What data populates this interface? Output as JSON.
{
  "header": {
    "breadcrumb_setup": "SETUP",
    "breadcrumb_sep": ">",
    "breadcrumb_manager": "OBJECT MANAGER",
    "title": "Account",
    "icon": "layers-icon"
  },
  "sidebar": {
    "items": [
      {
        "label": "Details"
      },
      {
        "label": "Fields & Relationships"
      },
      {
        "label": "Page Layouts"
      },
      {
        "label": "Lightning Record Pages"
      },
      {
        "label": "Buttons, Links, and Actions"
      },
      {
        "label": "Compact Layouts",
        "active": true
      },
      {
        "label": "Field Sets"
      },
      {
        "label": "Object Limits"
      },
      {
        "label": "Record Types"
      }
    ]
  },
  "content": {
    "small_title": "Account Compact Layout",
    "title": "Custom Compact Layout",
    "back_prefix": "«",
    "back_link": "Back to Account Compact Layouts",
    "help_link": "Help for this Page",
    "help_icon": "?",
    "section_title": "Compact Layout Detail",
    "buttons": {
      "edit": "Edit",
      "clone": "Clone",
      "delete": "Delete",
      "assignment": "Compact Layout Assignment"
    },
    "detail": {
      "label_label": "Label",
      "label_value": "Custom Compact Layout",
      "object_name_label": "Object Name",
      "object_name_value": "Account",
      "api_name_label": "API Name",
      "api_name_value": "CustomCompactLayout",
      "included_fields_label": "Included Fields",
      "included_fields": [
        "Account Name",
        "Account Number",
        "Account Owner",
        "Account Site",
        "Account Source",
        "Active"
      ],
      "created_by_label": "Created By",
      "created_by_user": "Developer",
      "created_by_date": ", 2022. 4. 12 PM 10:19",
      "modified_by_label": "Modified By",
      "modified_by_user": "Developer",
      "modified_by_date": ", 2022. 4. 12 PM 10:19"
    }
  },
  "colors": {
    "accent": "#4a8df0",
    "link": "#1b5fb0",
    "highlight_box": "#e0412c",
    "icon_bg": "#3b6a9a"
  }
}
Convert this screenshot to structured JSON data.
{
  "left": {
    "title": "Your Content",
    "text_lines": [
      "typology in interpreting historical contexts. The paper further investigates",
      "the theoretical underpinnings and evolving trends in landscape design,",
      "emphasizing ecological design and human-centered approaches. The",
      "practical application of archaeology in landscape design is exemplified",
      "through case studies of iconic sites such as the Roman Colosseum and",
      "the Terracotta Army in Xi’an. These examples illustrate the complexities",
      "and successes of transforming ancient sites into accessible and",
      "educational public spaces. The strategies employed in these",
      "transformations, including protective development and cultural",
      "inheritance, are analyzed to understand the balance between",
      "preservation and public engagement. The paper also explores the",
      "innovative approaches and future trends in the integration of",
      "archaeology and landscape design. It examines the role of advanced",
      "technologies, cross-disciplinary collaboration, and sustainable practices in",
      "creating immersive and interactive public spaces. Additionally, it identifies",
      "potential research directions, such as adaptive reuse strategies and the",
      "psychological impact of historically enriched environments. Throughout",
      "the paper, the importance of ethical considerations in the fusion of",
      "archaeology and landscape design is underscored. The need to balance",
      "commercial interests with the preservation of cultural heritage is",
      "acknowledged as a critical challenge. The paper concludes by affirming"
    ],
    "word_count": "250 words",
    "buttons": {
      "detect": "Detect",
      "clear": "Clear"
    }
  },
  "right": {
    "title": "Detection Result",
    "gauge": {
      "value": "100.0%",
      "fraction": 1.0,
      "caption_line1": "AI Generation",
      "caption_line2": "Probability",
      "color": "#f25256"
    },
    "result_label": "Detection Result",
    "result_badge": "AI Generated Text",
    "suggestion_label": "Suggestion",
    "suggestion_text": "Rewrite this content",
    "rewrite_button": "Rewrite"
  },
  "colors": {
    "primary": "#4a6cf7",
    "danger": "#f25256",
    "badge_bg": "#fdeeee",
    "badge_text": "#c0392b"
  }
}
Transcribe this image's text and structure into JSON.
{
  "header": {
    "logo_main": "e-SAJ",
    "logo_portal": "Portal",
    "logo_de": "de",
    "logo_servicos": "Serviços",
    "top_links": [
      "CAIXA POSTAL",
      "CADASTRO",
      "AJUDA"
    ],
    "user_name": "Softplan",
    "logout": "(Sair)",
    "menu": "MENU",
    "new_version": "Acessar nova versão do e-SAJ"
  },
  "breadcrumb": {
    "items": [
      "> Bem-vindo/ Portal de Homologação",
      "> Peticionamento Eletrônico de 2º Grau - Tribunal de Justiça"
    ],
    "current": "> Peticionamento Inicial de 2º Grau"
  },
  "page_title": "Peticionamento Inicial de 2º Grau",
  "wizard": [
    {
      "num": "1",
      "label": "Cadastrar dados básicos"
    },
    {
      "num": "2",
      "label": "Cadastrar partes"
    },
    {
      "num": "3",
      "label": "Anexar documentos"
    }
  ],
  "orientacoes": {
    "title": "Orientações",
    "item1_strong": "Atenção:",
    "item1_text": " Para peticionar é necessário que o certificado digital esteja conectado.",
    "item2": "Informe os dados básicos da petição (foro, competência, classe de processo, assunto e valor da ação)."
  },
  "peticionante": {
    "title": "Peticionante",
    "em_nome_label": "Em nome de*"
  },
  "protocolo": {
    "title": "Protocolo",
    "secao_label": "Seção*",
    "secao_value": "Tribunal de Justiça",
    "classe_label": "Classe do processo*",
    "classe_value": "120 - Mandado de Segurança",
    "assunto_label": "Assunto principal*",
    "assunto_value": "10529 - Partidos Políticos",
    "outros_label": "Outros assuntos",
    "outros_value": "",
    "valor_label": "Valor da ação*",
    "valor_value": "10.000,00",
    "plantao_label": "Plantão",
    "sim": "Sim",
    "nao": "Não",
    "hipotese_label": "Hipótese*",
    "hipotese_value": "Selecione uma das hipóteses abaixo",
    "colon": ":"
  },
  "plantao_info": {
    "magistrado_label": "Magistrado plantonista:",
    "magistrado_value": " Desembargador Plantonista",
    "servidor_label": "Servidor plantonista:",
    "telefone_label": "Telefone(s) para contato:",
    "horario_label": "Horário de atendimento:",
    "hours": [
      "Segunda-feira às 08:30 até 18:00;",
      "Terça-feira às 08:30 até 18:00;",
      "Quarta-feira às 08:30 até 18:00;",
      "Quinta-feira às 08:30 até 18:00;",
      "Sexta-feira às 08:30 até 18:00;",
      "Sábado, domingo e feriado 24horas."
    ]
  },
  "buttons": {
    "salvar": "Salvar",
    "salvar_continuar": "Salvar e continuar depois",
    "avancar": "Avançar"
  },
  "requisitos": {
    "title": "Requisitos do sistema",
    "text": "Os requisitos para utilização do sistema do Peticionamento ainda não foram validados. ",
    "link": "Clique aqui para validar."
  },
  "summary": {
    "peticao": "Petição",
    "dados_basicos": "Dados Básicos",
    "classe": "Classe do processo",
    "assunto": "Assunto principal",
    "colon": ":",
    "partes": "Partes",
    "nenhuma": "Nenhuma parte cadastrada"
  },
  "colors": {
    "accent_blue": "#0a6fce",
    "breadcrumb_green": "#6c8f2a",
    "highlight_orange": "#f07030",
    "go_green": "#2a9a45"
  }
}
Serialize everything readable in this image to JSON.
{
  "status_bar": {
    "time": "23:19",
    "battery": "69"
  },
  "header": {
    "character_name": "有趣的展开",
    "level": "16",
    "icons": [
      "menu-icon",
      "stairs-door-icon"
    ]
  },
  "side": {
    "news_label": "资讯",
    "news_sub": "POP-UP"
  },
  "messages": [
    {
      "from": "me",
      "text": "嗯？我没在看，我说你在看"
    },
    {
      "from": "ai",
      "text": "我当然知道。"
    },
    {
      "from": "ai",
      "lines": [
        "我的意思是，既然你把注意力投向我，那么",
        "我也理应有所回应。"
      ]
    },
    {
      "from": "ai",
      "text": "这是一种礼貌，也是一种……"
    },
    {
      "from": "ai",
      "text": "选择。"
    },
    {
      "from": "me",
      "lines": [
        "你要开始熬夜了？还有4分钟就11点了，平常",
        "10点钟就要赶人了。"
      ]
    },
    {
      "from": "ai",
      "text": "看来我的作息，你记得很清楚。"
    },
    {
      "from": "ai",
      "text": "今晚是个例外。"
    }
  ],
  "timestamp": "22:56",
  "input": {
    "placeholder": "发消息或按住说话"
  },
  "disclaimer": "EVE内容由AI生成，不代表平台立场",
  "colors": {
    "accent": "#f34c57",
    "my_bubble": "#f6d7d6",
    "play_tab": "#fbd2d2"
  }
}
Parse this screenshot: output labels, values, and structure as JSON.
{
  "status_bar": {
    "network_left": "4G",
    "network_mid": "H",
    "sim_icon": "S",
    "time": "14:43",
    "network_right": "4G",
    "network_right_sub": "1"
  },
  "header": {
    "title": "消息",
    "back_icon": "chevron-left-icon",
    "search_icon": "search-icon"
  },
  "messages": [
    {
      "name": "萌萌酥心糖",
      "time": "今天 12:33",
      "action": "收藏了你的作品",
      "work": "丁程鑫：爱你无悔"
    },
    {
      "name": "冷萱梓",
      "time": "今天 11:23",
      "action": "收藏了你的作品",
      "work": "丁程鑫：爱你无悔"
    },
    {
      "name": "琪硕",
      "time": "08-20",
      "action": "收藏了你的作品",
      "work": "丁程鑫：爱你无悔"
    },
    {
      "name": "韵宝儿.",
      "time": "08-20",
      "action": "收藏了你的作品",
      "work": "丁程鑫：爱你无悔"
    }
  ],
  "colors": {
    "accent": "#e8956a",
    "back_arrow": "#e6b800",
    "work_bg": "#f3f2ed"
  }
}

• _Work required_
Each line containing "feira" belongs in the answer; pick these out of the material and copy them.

• _Task answer_
      "Segunda-feira às 08:30 até 18:00;",
      "Terça-feira às 08:30 até 18:00;",
      "Quarta-feira às 08:30 até 18:00;",
      "Quinta-feira às 08:30 até 18:00;",
      "Sexta-feira às 08:30 até 18:00;",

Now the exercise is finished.